Those cavalier enough to take a vehicle with a starting price of nearly $45,000 off-road will find that chore made easier with the GX 470’s “Downhill Assist Control,” which automatically holds the SUV to a low target speed during steep descents.
A fuel-saver the GX 470 is not. The federal ratings are 15 miles per gallon in city driving and 18 mpg on the highway. My own monitoring came in about 1 mpg less on both counts.
All in all, however, the GX 470 is a formidable middle-range luxury offering, certainly a competitor against other SUVs in the $40,000-plus segment.
Naturally, there are those who want more, and for them there is the LX 470. My tester started at $63,125 and had a bottom line of $66,703. For these prices, a vehicle should have a lot — and the LX 470 does.
The tested LX 470 came with the same engine and four-wheel-drive system as the GX 470, and many of the handling enhancements on the two vehicles were identical. The LX 470 is not even that much bigger than the GX 470 (although three people in the third-row seat have more room to spread out in the LX 470).
But the LX 470 justified its pricing with a host of comfort, convenience and luxury features befitting the top-of-the-line SUV in the Lexus fleet. The list of goodies included a standard DVD-based navigation system, power-folding exterior mirrors and dual-zone climate control with smog-sensing technology.
The tested LX 470 also came with a $2,200 option called the “Night View System,” the greatest night-driving feature since the invention of the headlight and the best two-grand-plus you can spend for a little safety and security. Yes, similar systems have been on the market — Cadillac has touted its worthy offering for years — but the new Lexus system is state of the art.
The system projects near-infrared beams from two lamps built into the front bumper. The light reflects back to what Lexus calls a “Charged Coupled Device camera” mounted inside the SUV, at the top of the windshield. There, a computer processes images that are then projected onto the lower section of the windshield, just under the driver’s normal field of vision.
In contrast to infrared systems that detect sources of heat but blur surrounding objects, the Lexus system projects basically a clear, black-and-white television picture of everything nearly 500 feet ahead of the vehicle — including trees, boulders and road edges. During a late-night run from Lake Tahoe to Sacramento on Highway 50, I was able to clearly see sharp curves and various woodland features way before my eyes could see them.
Simply put, NVS is an enormous safety aid. It truly could be a lifesaver.
Grumbles on the LX 470? Well, it pains to see fuel-economy ratings of 13 mpg in the city and 17 mpg on the highway. A typical driver is likely to pay more than $1,600 a year for gasoline; a busy traveler is going to spend enough in a year to buy that Night Vision System.

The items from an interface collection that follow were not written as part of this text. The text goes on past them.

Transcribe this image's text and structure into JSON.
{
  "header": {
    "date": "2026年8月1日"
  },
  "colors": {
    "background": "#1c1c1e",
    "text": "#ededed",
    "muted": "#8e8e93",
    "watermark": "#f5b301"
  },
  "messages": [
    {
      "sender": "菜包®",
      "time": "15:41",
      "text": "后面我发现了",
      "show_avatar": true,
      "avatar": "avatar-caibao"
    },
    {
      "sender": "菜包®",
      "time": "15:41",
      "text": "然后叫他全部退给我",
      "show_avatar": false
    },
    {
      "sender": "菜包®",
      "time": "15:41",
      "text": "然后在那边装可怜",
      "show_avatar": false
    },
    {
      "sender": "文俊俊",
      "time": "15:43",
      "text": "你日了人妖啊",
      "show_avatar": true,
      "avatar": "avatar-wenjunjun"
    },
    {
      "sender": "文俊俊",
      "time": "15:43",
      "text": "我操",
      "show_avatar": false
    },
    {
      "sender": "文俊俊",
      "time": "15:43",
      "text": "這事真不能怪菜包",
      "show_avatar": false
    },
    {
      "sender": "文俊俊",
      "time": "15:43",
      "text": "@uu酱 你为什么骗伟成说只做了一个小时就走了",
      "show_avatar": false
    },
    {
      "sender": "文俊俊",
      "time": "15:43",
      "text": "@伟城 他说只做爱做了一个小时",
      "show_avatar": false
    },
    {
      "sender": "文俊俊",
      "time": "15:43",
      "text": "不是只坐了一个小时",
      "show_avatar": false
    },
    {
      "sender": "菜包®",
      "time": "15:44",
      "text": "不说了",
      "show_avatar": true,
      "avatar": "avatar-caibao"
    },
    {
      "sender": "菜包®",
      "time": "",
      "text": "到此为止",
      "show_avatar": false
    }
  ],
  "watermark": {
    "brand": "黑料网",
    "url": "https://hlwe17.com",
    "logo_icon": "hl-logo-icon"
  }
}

The LX 470 tips the scales at about 1,000 pounds more than the GX 470, which means that the 4.7-liter V-8 has to work much harder to move the former. From a standing start, the GX 470 is much more satisfying in the performance department.
All things considered, it boils down to choice. As for me, I’d probably take the GX 470 as a vehicle that gives me plenty of what I need on the roadways. My guess is that many dedicated SUV drivers looking to move up in class will feel the same way.
If you want the whole Lexus experience and are fortunate enough to have the financial juice to swing it, the LX 470 should absolutely please you.
Whatever the choice, Lexus’ SUV lineup is now more loaded than ever.